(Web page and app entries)
* * *

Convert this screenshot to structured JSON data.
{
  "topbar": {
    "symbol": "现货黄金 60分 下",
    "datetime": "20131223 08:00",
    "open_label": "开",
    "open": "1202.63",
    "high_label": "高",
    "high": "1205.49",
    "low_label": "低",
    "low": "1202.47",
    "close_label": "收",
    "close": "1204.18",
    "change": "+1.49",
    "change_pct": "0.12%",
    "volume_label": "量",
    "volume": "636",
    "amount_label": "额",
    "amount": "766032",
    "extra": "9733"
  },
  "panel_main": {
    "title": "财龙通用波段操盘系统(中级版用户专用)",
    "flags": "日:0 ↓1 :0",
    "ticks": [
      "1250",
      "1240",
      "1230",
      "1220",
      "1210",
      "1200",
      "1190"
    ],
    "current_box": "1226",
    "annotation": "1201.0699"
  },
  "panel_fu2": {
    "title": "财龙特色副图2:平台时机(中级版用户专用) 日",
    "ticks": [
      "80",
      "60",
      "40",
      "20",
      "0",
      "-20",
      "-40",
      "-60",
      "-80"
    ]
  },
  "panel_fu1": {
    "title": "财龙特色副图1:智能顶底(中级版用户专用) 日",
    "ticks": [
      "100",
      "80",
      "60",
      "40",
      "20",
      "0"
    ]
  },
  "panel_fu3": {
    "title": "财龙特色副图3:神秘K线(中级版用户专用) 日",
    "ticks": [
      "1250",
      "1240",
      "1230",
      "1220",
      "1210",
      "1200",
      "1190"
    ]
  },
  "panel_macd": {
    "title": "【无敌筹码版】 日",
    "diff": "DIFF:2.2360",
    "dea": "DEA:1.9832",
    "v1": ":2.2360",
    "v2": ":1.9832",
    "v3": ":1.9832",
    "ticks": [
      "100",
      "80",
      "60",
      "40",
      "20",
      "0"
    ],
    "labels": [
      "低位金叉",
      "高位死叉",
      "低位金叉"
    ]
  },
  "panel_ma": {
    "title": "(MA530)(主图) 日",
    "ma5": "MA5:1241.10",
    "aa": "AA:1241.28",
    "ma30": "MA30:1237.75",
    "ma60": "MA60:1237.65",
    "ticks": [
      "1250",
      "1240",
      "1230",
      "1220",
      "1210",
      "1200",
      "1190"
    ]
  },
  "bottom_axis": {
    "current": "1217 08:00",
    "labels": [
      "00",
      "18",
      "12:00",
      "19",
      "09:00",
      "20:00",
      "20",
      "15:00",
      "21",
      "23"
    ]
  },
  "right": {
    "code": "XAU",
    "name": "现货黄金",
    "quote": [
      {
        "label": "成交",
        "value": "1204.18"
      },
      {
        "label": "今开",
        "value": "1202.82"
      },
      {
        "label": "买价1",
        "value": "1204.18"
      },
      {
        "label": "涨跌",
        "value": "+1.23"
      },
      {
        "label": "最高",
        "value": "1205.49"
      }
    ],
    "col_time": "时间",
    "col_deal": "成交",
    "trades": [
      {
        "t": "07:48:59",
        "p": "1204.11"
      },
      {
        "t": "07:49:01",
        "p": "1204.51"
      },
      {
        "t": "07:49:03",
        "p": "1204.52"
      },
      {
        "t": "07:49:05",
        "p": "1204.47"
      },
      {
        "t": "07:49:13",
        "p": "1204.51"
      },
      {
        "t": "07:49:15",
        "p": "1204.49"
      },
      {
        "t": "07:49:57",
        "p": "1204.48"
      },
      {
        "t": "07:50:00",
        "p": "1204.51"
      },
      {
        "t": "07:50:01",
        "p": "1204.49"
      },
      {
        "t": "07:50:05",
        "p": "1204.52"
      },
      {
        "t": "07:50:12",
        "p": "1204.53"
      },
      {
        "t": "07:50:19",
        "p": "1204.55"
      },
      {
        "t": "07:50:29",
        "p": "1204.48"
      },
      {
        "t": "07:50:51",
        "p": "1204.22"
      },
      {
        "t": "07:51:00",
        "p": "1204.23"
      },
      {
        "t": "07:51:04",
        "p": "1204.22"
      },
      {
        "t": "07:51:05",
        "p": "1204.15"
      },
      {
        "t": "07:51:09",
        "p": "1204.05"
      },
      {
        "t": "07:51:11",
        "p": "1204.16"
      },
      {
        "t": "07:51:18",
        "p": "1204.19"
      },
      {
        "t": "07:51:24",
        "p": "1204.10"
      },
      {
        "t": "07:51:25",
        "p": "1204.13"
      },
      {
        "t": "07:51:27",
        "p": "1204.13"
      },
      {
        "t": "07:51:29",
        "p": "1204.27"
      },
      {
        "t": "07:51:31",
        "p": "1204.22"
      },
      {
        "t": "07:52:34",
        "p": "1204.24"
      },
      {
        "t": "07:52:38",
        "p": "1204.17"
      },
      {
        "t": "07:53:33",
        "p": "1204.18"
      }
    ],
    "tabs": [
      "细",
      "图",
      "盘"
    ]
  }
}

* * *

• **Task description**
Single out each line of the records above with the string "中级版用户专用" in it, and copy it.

• **Task result**
    "title": "财龙通用波段操盘系统(中级版用户专用)",
    "title": "财龙特色副图2:平台时机(中级版用户专用) 日",
    "title": "财龙特色副图1:智能顶底(中级版用户专用) 日",
    "title": "财龙特色副图3:神秘K线(中级版用户专用) 日",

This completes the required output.